Many medications are used to treat cardiomyopathy. Your doctor may prescribe medicines to:

  • Lower your blood pressure. ACE inhibitors, angiotensin II receptor blockers, beta blockers and calcium channel blockers are examples of medicines that lower blood pressure.
  • Slow your heart rate. Beta blockers, calcium channel blockers, and digoxin are examples of medicines that slow the heart rate. Beta blockers and calcium channel blockers also are used to lower blood pressure.
  • Keep your heart beating with a normal rhythm. These medicines, called antiarrhythmics, help prevent arrhythmias (irregular heartbeats).
  • Balance electrolytes in your body. Electrolytes are minerals that help maintain fluid levels and the acid-base balance in your body. Electrolytes also help muscle and nerve tissues work properly. Medicines used to balance electrolytes include aldosterone blockers.
  • Remove excess fluid and sodium from your body. Diuretics, or “water pills,” are an example of a medicine that helps remove excess fluid and sodium from the body.
  • Prevent blood clots from forming. Anticoagulants (PDF), or *blood thinners, help to prevents blood clots. Blood thinners often are used to prevent blood clots from forming in people who have dilated cardiomyopathy.
  • Reduce inflammation. Medications used to reduce inflammation include corticosteroids.
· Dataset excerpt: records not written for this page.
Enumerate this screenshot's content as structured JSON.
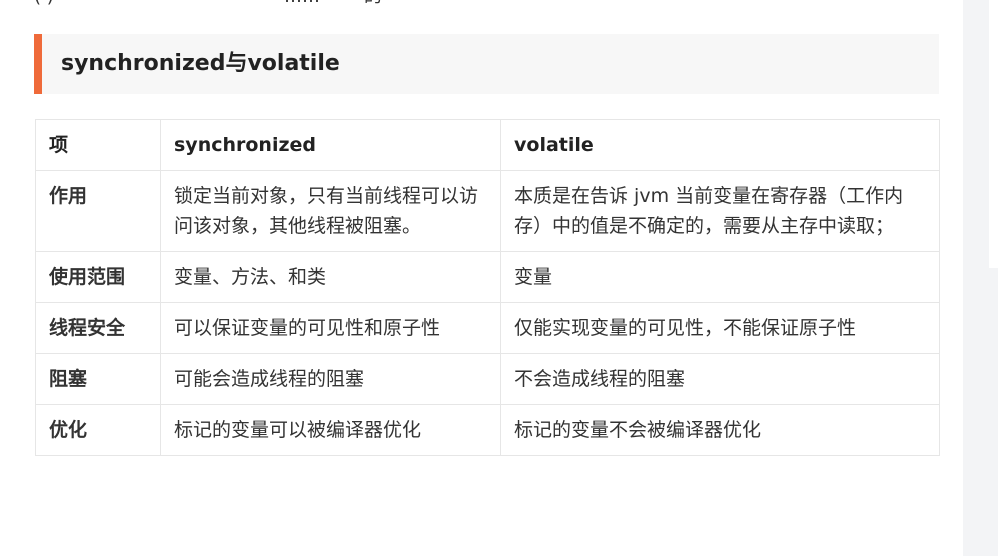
{
  "top_line_fragments": [
    "( )",
    "……",
    "的一"
  ],
  "heading": "synchronized与volatile",
  "table": {
    "headers": [
      "项",
      "synchronized",
      "volatile"
    ],
    "rows": [
      [
        "作用",
        "锁定当前对象，只有当前线程可以访问该对象，其他线程被阻塞。",
        "本质是在告诉 jvm 当前变量在寄存器（工作内存）中的值是不确定的，需要从主存中读取；"
      ],
      [
        "使用范围",
        "变量、方法、和类",
        "变量"
      ],
      [
        "线程安全",
        "可以保证变量的可见性和原子性",
        "仅能实现变量的可见性，不能保证原子性"
      ],
      [
        "阻塞",
        "可能会造成线程的阻塞",
        "不会造成线程的阻塞"
      ],
      [
        "优化",
        "标记的变量可以被编译器优化",
        "标记的变量不会被编译器优化"
      ]
    ]
  },
  "colors": {
    "accent": "#ef6a3a",
    "heading_bg": "#f7f7f7",
    "border": "#e6e6e6",
    "gutter": "#f3f4f6"
  }
}
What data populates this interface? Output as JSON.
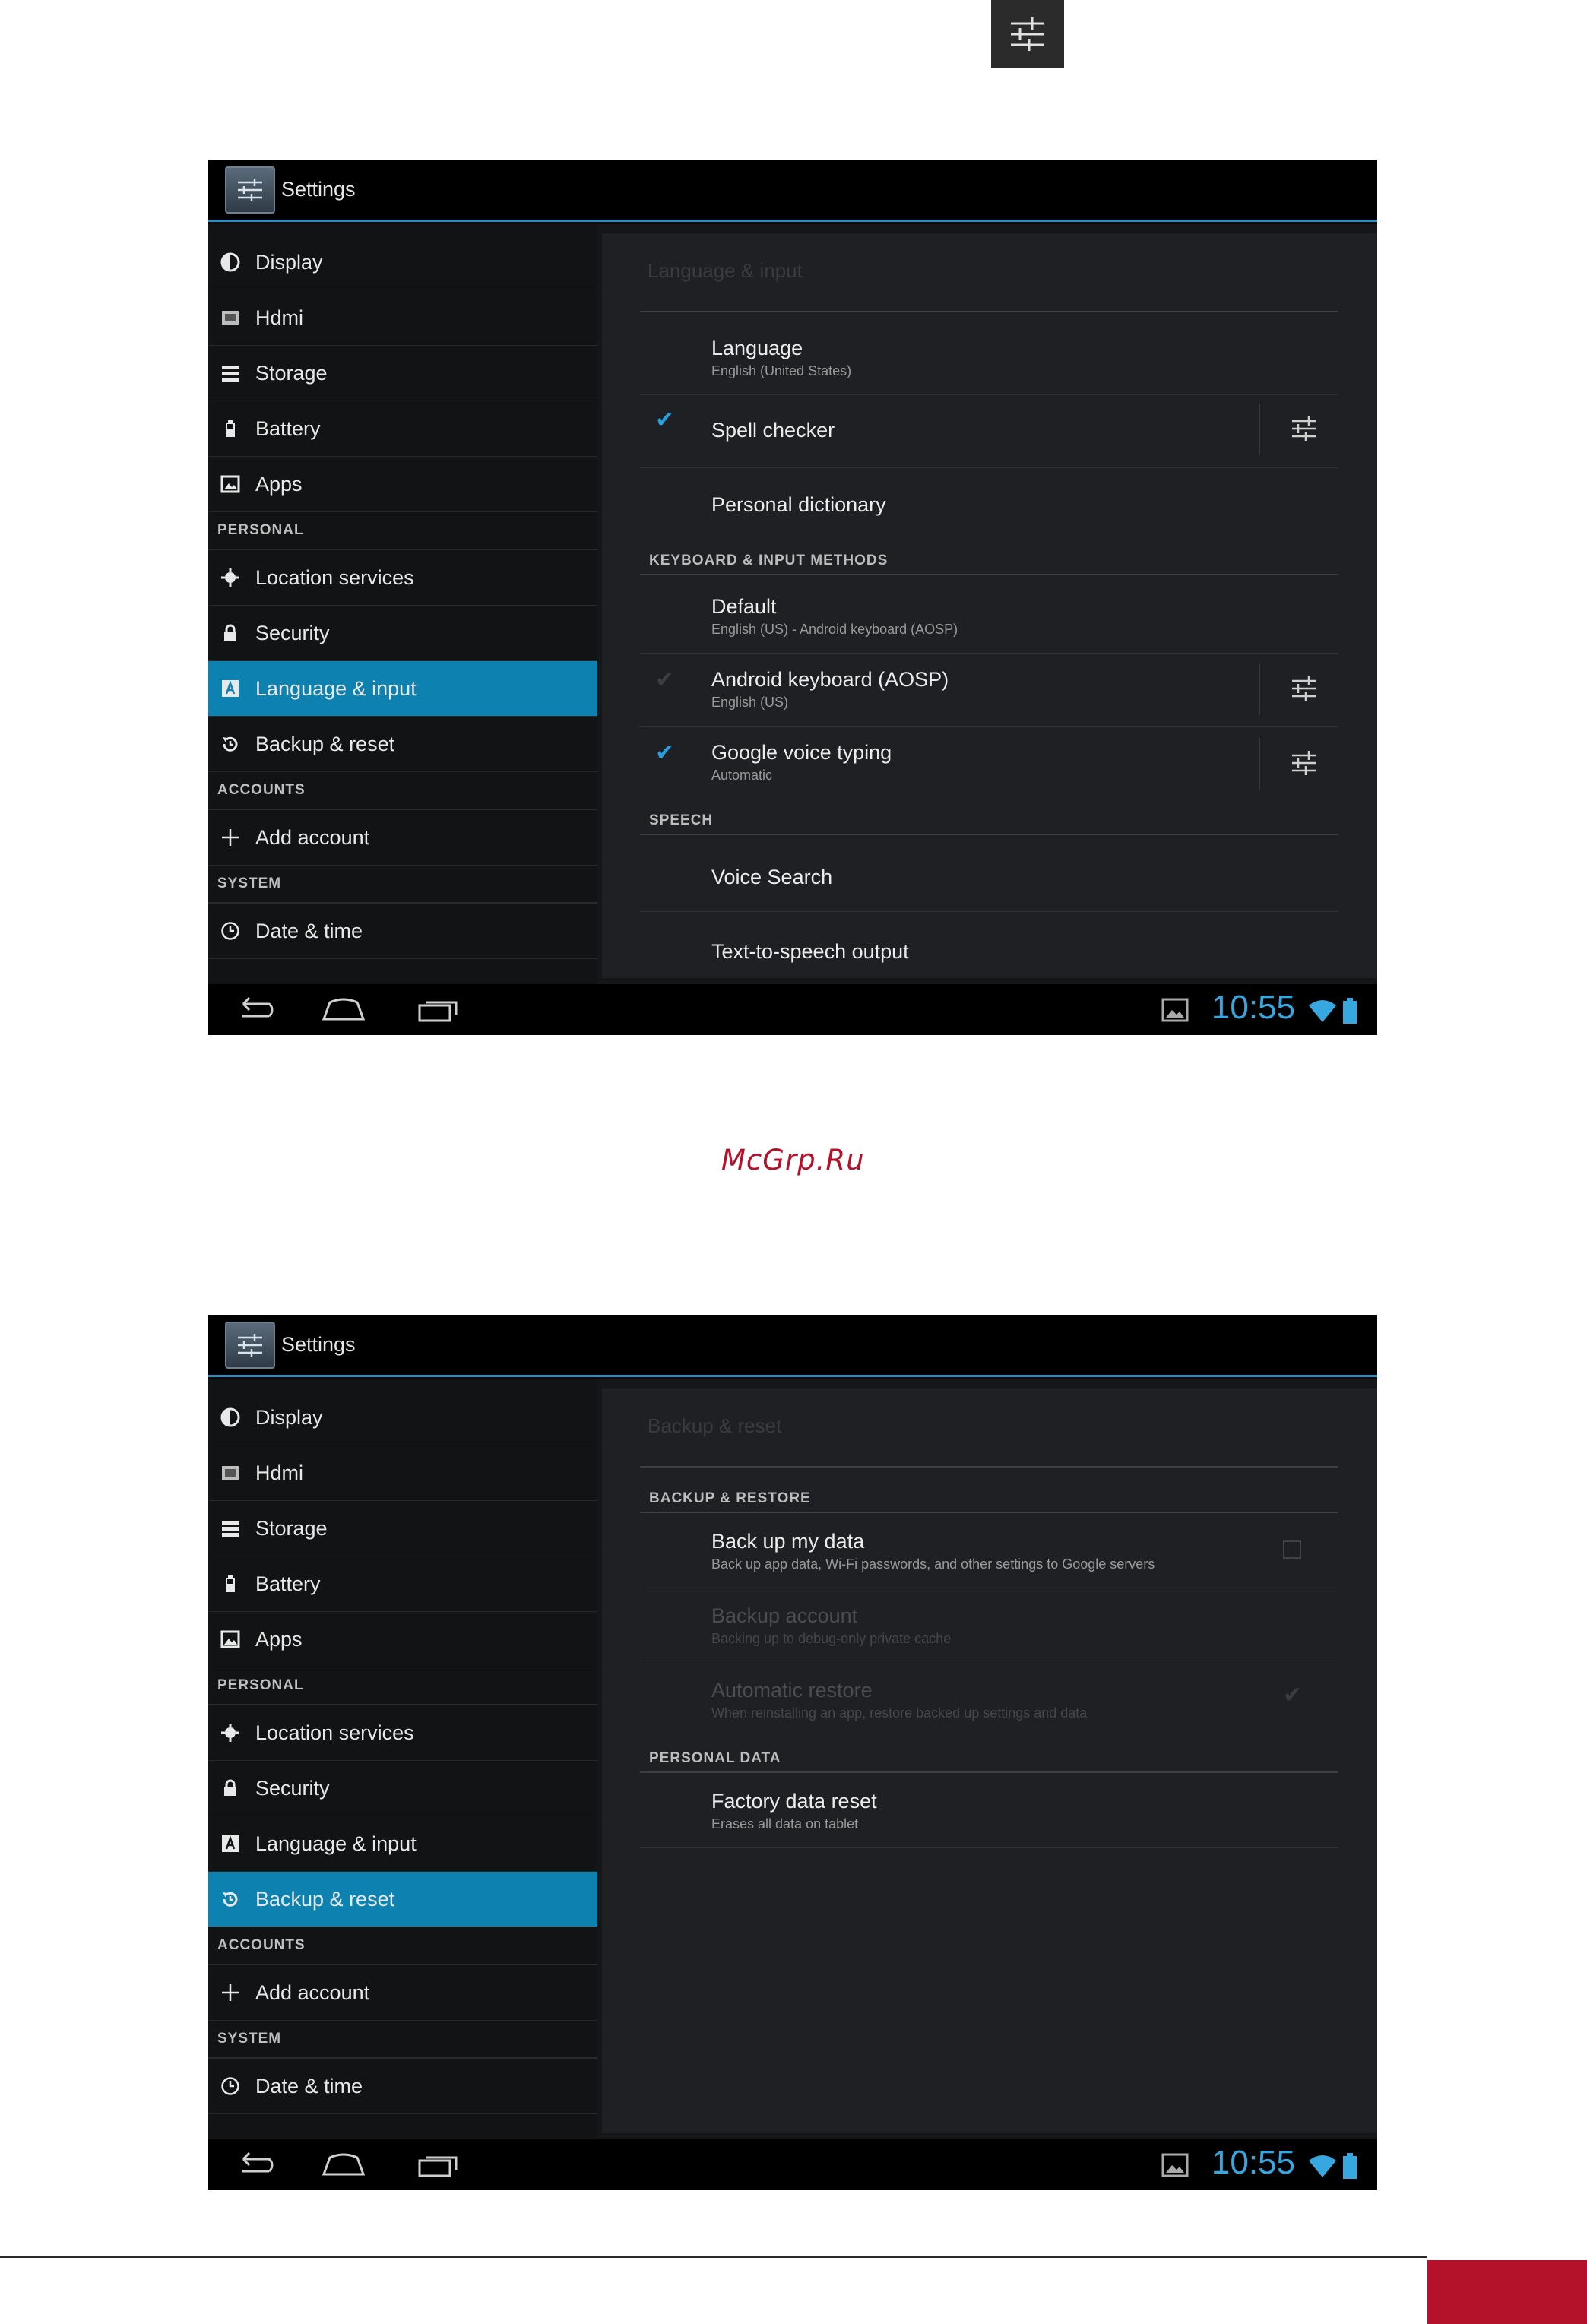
{
  "watermark": "McGrp.Ru",
  "icons": {
    "page_top": "sliders-icon",
    "nav": [
      "back-icon",
      "home-icon",
      "recents-icon"
    ],
    "status": [
      "gallery-icon",
      "wifi-icon",
      "battery-icon"
    ]
  },
  "colors": {
    "accent": "#0d82b0",
    "clock": "#36a7df",
    "check": "#2a9ed8",
    "brand_red": "#b4122a"
  },
  "shot1": {
    "app_title": "Settings",
    "sidebar": {
      "items": [
        {
          "label": "Display",
          "icon": "display-icon"
        },
        {
          "label": "Hdmi",
          "icon": "hdmi-icon"
        },
        {
          "label": "Storage",
          "icon": "storage-icon"
        },
        {
          "label": "Battery",
          "icon": "battery-icon"
        },
        {
          "label": "Apps",
          "icon": "apps-icon"
        }
      ],
      "personal_header": "PERSONAL",
      "personal": [
        {
          "label": "Location services",
          "icon": "location-icon"
        },
        {
          "label": "Security",
          "icon": "lock-icon"
        },
        {
          "label": "Language & input",
          "icon": "language-icon",
          "active": true
        },
        {
          "label": "Backup & reset",
          "icon": "backup-icon"
        }
      ],
      "accounts_header": "ACCOUNTS",
      "accounts": [
        {
          "label": "Add account",
          "icon": "plus-icon"
        }
      ],
      "system_header": "SYSTEM",
      "system": [
        {
          "label": "Date & time",
          "icon": "clock-icon"
        }
      ]
    },
    "pane": {
      "title": "Language & input",
      "language": {
        "title": "Language",
        "summary": "English (United States)"
      },
      "spell_checker": {
        "title": "Spell checker",
        "checked": true
      },
      "personal_dictionary": {
        "title": "Personal dictionary"
      },
      "keyboard_header": "KEYBOARD & INPUT METHODS",
      "default": {
        "title": "Default",
        "summary": "English (US) - Android keyboard (AOSP)"
      },
      "android_keyboard": {
        "title": "Android keyboard (AOSP)",
        "summary": "English (US)",
        "checked": true
      },
      "google_voice": {
        "title": "Google voice typing",
        "summary": "Automatic",
        "checked": true
      },
      "speech_header": "SPEECH",
      "voice_search": {
        "title": "Voice Search"
      },
      "tts": {
        "title": "Text-to-speech output"
      }
    },
    "clock": "10:55"
  },
  "shot2": {
    "app_title": "Settings",
    "sidebar": {
      "items": [
        {
          "label": "Display"
        },
        {
          "label": "Hdmi"
        },
        {
          "label": "Storage"
        },
        {
          "label": "Battery"
        },
        {
          "label": "Apps"
        }
      ],
      "personal_header": "PERSONAL",
      "personal": [
        {
          "label": "Location services"
        },
        {
          "label": "Security"
        },
        {
          "label": "Language & input"
        },
        {
          "label": "Backup & reset",
          "active": true
        }
      ],
      "accounts_header": "ACCOUNTS",
      "accounts": [
        {
          "label": "Add account"
        }
      ],
      "system_header": "SYSTEM",
      "system": [
        {
          "label": "Date & time"
        }
      ]
    },
    "pane": {
      "title": "Backup & reset",
      "backup_header": "BACKUP & RESTORE",
      "backup_data": {
        "title": "Back up my data",
        "summary": "Back up app data, Wi-Fi passwords, and other settings to Google servers",
        "checked": false
      },
      "backup_account": {
        "title": "Backup account",
        "summary": "Backing up to debug-only private cache"
      },
      "auto_restore": {
        "title": "Automatic restore",
        "summary": "When reinstalling an app, restore backed up settings and data",
        "checked": true
      },
      "personal_header": "PERSONAL DATA",
      "factory_reset": {
        "title": "Factory data reset",
        "summary": "Erases all data on tablet"
      }
    },
    "clock": "10:55"
  }
}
Procedures for cardiomyopathy

A range of surgical and nonsurgical procedures can be used to treat cardiomyopathy:

  • Septal myectomy – Septal myectomy is open-heart surgery. It's considered for people who have obstructive hypertrophic cardiomyopathy and severe symptoms. This surgery generally is reserved for younger patients and for people whose medications aren’t working well. A surgeon removes part of the thickened septum that’s bulging into the left ventricle. This improves blood flow within the heart and out to the body.
  • Surgically implanted devices – Surgeons can implant several types of devices in the body to help the heart work better, including:
  • Heart Transplant – In a heart transplant surgery, a person’s diseased heart is replaced with a healthy donor heart. A heart transplant is a last resort for people who have end-stage heart failure. (“End-stage” means that all other treatment options have been explored, without success.)
  • Alcohol septal ablation (nonsurgical procedure) – In this procedure, ethanol (a type of alcohol) is injected through a tube into the small artery that supplies blood to the area of heart muscle thickened by HCM. The alcohol causes these cells to die. The thickened tissue shrinks to a more normal size. The risks and complications of heart surgery increase with age. For this reason, ablation may be preferred to myectomy in older patients with other medical conditions.
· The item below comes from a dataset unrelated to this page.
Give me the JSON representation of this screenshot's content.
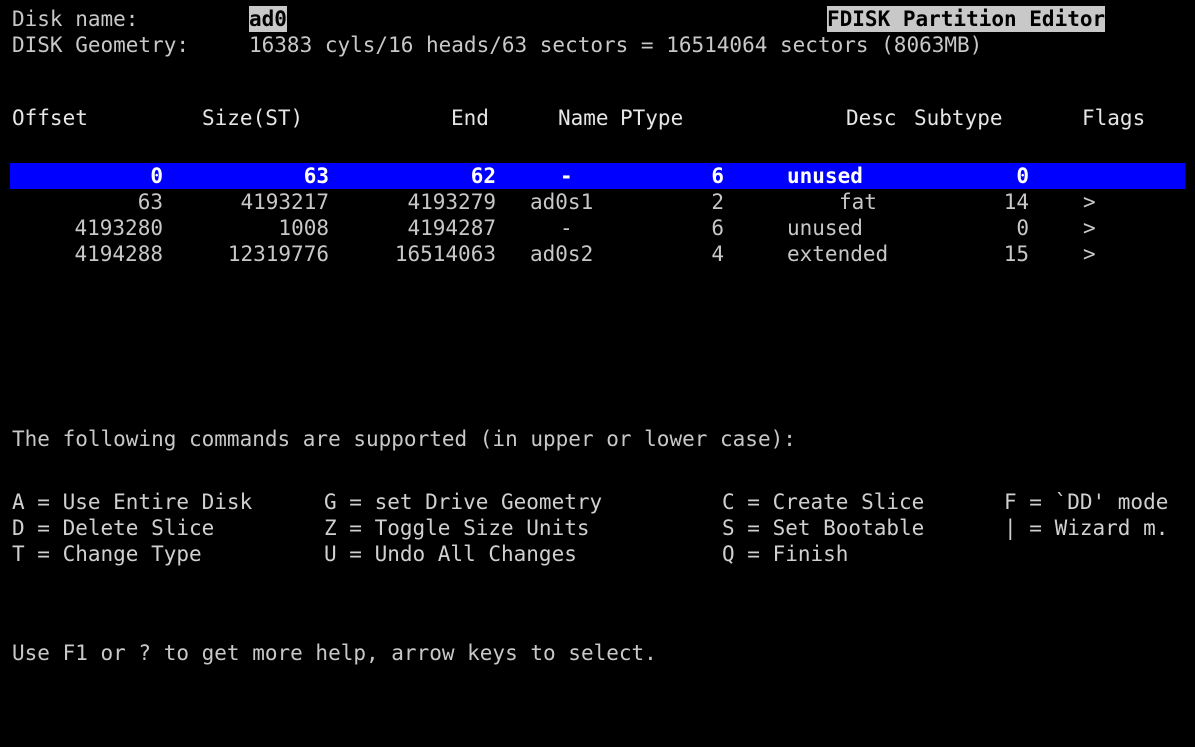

How can cardiomyopathy be prevented?

You cannot prevent inherited types of cardiomyopathy. But you can take steps to lower your risk for conditions that may lead to (or complicate) cardiomyopathy, such coronary heart disease, high blood pressure and heart attack.

Cardiomyopathy can be precipitated by an underlying disease or condition. Treating that initial problem early enough may help prevent the complications presented by cardiomyopathy. For example, to control the underlying conditions of high blood pressure, high blood cholesterol and diabetes:
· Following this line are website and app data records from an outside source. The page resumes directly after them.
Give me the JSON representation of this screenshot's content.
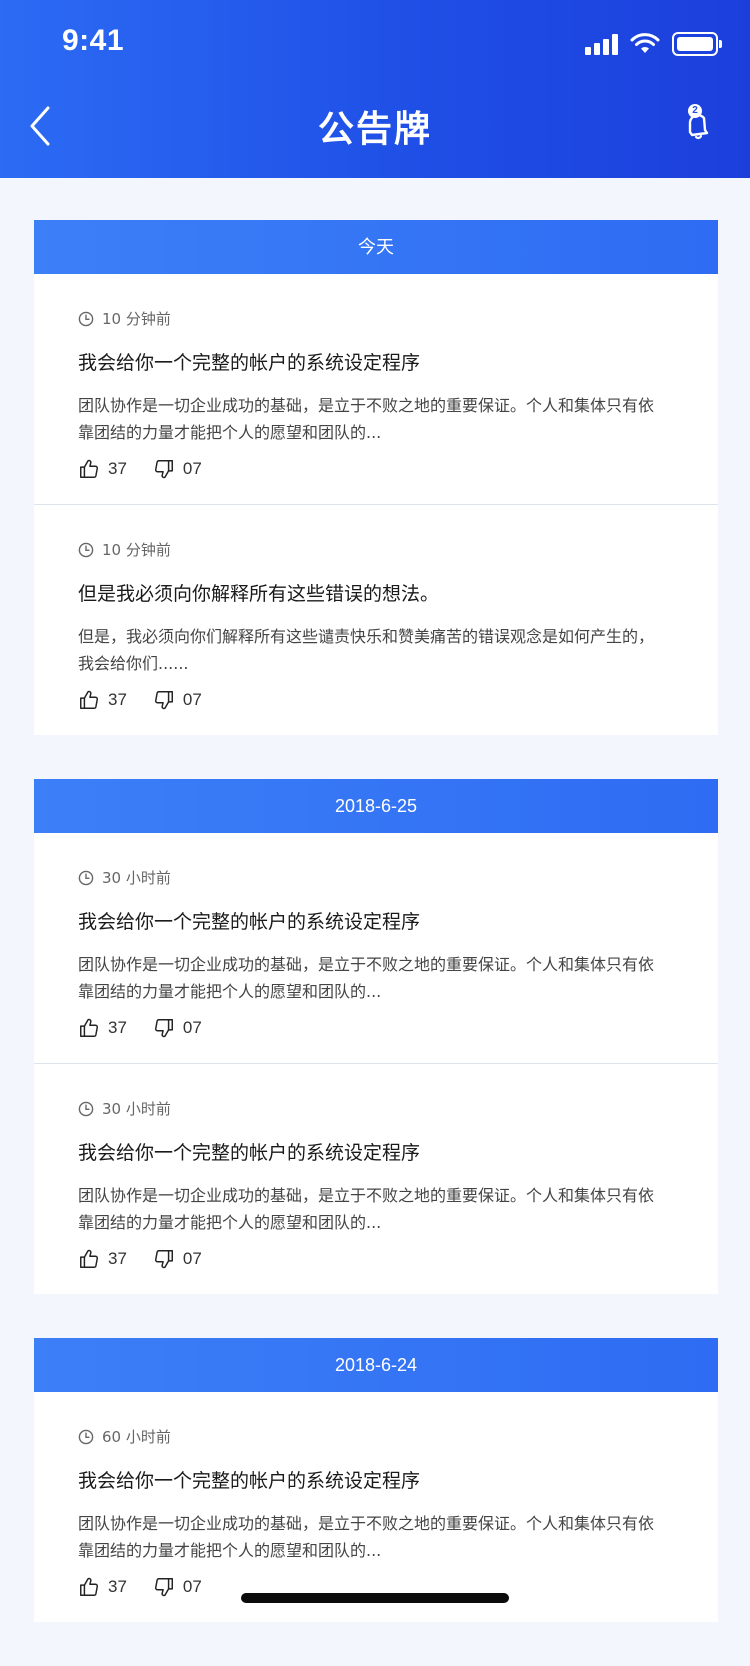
{
  "status_bar": {
    "time": "9:41"
  },
  "header": {
    "title": "公告牌",
    "bell_badge": "2"
  },
  "sections": [
    {
      "date": "今天",
      "notices": [
        {
          "time": "10 分钟前",
          "title": "我会给你一个完整的帐户的系统设定程序",
          "body": "团队协作是一切企业成功的基础，是立于不败之地的重要保证。个人和集体只有依靠团结的力量才能把个人的愿望和团队的...",
          "likes": "37",
          "dislikes": "07"
        },
        {
          "time": "10 分钟前",
          "title": "但是我必须向你解释所有这些错误的想法。",
          "body": "但是，我必须向你们解释所有这些谴责快乐和赞美痛苦的错误观念是如何产生的，我会给你们......",
          "likes": "37",
          "dislikes": "07"
        }
      ]
    },
    {
      "date": "2018-6-25",
      "notices": [
        {
          "time": "30 小时前",
          "title": "我会给你一个完整的帐户的系统设定程序",
          "body": "团队协作是一切企业成功的基础，是立于不败之地的重要保证。个人和集体只有依靠团结的力量才能把个人的愿望和团队的...",
          "likes": "37",
          "dislikes": "07"
        },
        {
          "time": "30 小时前",
          "title": "我会给你一个完整的帐户的系统设定程序",
          "body": "团队协作是一切企业成功的基础，是立于不败之地的重要保证。个人和集体只有依靠团结的力量才能把个人的愿望和团队的...",
          "likes": "37",
          "dislikes": "07"
        }
      ]
    },
    {
      "date": "2018-6-24",
      "notices": [
        {
          "time": "60 小时前",
          "title": "我会给你一个完整的帐户的系统设定程序",
          "body": "团队协作是一切企业成功的基础，是立于不败之地的重要保证。个人和集体只有依靠团结的力量才能把个人的愿望和团队的...",
          "likes": "37",
          "dislikes": "07"
        }
      ]
    }
  ],
  "icons": {
    "back": "chevron-left-icon",
    "bell": "bell-icon",
    "clock": "clock-icon",
    "like": "thumbs-up-icon",
    "dislike": "thumbs-down-icon"
  },
  "colors": {
    "header_start": "#2c6bf4",
    "header_end": "#1c3fdc",
    "date_bar": "#3c7ff7",
    "page_bg": "#f3f6fd"
  }
}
  • Get regular checkups with your doctor.
  • Follow your doctor’s advice about lifestyle changes.
  • Take all of your medications exactly as prescribed by your doctor.

Just as some underlying conditions can bring about cardiomyopathy, cardiomyopathy in turn can cause other complications.

For instance, cardiomyopathy can increase the risk for sudden cardiac arrest (SCA). An implantable cardioverter defibrillator (ICD) can be used to mitigate this risk. 


Source: National Heart, Lung, and Blood Institute, National Institutes of Health, U.S. Department of Health and Human Services(link opens in new window)

(* Some medications are commonly called blood thinners because they can help reduce a blood clot from forming. There are three main types of blood thinners that patients commonly take: anticoagulants like warfarin or heparin, antiplatelet drugs like aspirin, and fibrinolytics like tPA (tissue plasminogen activator). Each type of medication has a specific function to prevent a blood clot from forming or causing a blocked blood vessel, heart attack, or stroke.)